“It’s very easy as a remote worker to just sit at your desk [and] hustle 50, 60 hours a week because sometimes you’ve got that nagging voice [questioning] whether you’re doing enough because you remote,” he said.
Another advantage? You can go on an adventure when you want to.
But, as with all things, working from a caravan does have its drawbacks, especially you’re a chief technology officer and your work relies on a stable internet connection.
“Finding reliable internet can sometimes be difficult, which obviously is very important when you’re a knowledge worker who works in technology,” Malone said. “You need not only a good internet but generally fast internet.”
And of course, the issue of communication comes into play.
“Like any remote role, when you’re not next to people, communication can sometimes be difficult,” Malone added.
“I talk a lot about the need to over-communicate.
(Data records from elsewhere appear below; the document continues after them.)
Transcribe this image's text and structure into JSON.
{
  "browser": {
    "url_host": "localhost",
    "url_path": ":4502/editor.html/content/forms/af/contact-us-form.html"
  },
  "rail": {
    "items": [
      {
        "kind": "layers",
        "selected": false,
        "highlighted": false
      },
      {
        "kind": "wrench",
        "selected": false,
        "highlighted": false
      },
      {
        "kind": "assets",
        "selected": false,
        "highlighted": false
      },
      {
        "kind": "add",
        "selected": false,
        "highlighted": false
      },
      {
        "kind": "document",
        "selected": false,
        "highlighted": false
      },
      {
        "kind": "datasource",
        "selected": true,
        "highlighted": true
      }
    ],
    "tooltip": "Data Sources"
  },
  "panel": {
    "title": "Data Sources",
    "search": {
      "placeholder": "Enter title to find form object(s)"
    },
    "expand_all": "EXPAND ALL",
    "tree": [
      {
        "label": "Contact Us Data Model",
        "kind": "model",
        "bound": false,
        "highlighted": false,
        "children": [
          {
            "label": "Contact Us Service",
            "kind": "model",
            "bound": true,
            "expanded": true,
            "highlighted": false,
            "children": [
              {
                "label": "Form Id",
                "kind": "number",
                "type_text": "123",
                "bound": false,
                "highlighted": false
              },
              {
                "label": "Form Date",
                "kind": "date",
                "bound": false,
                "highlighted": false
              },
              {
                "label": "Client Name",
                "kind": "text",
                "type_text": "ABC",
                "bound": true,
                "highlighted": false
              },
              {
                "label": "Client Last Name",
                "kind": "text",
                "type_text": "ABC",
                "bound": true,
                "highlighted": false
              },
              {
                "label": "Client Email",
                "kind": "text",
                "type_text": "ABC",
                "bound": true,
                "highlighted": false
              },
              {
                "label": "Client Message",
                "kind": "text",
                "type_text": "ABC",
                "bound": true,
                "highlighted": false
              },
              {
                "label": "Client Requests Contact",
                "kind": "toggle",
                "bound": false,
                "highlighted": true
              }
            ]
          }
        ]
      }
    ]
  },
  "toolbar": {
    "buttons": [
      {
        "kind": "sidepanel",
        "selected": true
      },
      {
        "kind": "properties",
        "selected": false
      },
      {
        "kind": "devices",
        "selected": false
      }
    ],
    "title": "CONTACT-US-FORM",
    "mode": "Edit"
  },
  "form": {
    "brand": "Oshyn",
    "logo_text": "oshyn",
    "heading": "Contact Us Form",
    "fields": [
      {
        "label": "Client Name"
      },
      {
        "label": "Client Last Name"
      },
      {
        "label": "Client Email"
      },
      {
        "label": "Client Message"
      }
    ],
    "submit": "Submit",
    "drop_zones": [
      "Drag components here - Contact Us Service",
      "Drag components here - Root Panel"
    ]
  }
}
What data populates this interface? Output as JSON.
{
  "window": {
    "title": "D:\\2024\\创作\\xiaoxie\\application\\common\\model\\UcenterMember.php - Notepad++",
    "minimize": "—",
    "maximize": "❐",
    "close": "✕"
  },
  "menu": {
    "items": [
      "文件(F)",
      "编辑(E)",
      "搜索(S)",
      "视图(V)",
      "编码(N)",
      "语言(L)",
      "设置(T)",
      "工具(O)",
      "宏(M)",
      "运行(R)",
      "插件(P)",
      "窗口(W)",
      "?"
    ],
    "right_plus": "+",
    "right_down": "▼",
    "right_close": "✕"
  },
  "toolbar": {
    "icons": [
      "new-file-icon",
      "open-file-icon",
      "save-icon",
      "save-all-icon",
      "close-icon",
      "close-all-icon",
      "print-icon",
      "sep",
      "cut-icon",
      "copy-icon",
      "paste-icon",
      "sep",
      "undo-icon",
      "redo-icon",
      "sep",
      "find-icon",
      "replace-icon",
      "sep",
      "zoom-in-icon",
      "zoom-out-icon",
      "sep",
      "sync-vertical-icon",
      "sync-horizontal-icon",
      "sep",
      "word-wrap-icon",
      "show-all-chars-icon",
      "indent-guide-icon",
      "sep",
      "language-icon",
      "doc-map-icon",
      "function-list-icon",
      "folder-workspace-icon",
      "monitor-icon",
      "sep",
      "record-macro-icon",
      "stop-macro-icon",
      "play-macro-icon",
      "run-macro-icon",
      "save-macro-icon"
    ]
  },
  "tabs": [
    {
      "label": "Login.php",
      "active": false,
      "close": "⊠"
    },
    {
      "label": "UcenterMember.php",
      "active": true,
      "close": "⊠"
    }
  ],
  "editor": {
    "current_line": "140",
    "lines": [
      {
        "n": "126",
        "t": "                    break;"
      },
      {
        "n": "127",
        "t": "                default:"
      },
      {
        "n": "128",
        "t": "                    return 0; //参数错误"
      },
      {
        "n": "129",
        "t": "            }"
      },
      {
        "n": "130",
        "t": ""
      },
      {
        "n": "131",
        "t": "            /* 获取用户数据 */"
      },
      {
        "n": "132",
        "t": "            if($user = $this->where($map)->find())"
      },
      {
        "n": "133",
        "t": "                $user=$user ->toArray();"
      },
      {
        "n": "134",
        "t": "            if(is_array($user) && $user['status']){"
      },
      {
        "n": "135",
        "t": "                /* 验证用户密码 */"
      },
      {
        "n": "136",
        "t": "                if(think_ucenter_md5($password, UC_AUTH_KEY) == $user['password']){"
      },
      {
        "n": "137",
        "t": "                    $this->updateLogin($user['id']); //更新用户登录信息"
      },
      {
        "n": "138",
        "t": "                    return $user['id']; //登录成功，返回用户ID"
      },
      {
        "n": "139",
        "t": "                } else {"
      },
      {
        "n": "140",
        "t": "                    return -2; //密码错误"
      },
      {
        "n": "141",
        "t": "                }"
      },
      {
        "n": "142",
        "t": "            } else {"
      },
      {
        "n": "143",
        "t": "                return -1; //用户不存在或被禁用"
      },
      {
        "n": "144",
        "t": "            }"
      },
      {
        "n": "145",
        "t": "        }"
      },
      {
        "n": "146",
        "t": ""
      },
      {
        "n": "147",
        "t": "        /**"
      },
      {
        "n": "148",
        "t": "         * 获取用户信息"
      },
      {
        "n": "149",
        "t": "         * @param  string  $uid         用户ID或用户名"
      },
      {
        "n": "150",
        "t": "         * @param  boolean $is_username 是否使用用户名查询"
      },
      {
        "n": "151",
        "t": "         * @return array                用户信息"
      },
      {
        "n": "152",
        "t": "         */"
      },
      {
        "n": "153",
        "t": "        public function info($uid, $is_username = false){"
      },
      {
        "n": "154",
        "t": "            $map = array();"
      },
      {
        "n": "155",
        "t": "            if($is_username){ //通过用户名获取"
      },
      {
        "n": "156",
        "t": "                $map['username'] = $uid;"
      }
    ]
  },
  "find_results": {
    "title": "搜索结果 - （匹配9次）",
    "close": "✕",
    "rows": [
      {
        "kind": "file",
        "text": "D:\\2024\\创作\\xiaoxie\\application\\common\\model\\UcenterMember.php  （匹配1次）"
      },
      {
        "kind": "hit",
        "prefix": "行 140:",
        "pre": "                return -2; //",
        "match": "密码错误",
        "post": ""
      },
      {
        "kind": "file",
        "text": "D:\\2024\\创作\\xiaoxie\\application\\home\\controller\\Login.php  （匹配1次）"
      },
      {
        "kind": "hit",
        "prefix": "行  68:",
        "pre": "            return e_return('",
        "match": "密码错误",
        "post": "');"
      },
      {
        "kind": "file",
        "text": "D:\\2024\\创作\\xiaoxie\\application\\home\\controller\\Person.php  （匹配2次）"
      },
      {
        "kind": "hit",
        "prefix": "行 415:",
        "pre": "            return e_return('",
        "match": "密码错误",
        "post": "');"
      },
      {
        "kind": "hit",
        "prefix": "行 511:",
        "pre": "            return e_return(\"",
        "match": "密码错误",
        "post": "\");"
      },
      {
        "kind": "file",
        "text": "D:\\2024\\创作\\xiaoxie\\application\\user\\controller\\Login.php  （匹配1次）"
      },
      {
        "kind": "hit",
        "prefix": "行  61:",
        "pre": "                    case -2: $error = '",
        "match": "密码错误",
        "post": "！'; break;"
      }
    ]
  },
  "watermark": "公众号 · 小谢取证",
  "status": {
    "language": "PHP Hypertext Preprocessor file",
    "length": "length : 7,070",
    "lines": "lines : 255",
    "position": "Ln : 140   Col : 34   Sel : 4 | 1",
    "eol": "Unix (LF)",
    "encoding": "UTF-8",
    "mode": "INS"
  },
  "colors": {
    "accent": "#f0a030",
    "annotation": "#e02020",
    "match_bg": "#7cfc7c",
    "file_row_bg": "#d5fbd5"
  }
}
If you need to say it once in person, you probably need to say it three times when you’re remote. So you do end up spending a lot of your time really communicating and recommunicating a lot of what needs to be done.”
Should you work from a caravan?
Malone said he would recommend travelling and working from a caravan to anyone. “My wife and I have learned a lot about each other over the last 18 months,” he said. “We’ve certainly had more time together during that time than we’ve ever had before.”
But Malone did warn that it tests your relationship, especially spending nearly all week within two or three metres of his wife.
Nonetheless he hopes to see more remote lifestyles happening as a result of the coronavirus pandemic. He mentioned a whole culture around digital nomadism – essentially the idea of ‘grey nomads’ but among people who work in technology.
“One of the things that I really hope that comes out of the pandemic is that remote working lifestyles do open up for more people,” he said. “I think businesses in general are realising, ‘Hey, we didn’t need ‘Sally’ or ‘Kevin’ to sit next to us in order to actually know they’re working.”
While the border restrictions are still tight in Australia, Malone still has plans to travel in the future. While the couple is “taking a moment to catch our breath” in their hometown of Dubbo, New South Wales, once the borders open up, they’ll look to travel around the rest of the country.
“I don’t see us stopping travelling anytime soon,” Malone said. “In fact, I think once the border restrictions are released we’ll either head back down to Tasmania for a little while longer – because it’s just such a beautiful and very different part of Australia – or we’ll go to the rest of the states and really make our way around the rest of the country and experience that entire lap as they call it.”